▶ WHAT YOU HAVE TO DO
Reproduce word for word the line that contains "What data populates" and every line after it to the end of the records, with nothing else added.

▶ RECORDS FOR PROCESSING
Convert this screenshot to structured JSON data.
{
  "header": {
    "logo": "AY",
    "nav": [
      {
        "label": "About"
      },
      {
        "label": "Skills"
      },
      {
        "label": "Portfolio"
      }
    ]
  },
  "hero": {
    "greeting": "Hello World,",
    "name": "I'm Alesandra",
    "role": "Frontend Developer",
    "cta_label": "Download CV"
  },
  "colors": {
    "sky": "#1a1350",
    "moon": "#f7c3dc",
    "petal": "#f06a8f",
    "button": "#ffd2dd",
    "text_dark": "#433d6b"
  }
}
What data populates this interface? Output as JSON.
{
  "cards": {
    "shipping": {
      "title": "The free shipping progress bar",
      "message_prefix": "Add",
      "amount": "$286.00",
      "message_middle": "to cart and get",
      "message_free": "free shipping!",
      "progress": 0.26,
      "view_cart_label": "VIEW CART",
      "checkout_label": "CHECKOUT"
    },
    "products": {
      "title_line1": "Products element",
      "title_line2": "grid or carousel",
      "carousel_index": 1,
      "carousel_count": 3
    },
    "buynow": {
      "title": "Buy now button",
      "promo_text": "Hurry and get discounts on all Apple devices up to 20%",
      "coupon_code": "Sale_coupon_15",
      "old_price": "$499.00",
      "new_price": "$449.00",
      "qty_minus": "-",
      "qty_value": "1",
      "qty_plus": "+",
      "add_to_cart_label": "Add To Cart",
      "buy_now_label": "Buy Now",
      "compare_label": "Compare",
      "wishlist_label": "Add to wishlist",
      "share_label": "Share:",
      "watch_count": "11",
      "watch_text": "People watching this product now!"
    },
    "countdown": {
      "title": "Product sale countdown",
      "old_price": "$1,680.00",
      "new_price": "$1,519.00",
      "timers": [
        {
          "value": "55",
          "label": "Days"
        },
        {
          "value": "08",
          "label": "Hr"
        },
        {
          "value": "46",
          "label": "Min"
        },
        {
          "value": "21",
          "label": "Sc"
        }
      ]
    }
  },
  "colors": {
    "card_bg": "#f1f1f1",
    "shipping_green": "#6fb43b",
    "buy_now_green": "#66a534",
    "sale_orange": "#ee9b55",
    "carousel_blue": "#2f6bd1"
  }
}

▶ OUTPUT
What data populates this interface? Output as JSON.
{
  "cards": {
    "shipping": {
      "title": "The free shipping progress bar",
      "message_prefix": "Add",
      "amount": "$286.00",
      "message_middle": "to cart and get",
      "message_free": "free shipping!",
      "progress": 0.26,
      "view_cart_label": "VIEW CART",
      "checkout_label": "CHECKOUT"
    },
    "products": {
      "title_line1": "Products element",
      "title_line2": "grid or carousel",
      "carousel_index": 1,
      "carousel_count": 3
    },
    "buynow": {
      "title": "Buy now button",
      "promo_text": "Hurry and get discounts on all Apple devices up to 20%",
      "coupon_code": "Sale_coupon_15",
      "old_price": "$499.00",
      "new_price": "$449.00",
      "qty_minus": "-",
      "qty_value": "1",
      "qty_plus": "+",
      "add_to_cart_label": "Add To Cart",
      "buy_now_label": "Buy Now",
      "compare_label": "Compare",
      "wishlist_label": "Add to wishlist",
      "share_label": "Share:",
      "watch_count": "11",
      "watch_text": "People watching this product now!"
    },
    "countdown": {
      "title": "Product sale countdown",
      "old_price": "$1,680.00",
      "new_price": "$1,519.00",
      "timers": [
        {
          "value": "55",
          "label": "Days"
        },
        {
          "value": "08",
          "label": "Hr"
        },
        {
          "value": "46",
          "label": "Min"
        },
        {
          "value": "21",
          "label": "Sc"
        }
      ]
    }
  },
  "colors": {
    "card_bg": "#f1f1f1",
    "shipping_green": "#6fb43b",
    "buy_now_green": "#66a534",
    "sale_orange": "#ee9b55",
    "carousel_blue": "#2f6bd1"
  }
}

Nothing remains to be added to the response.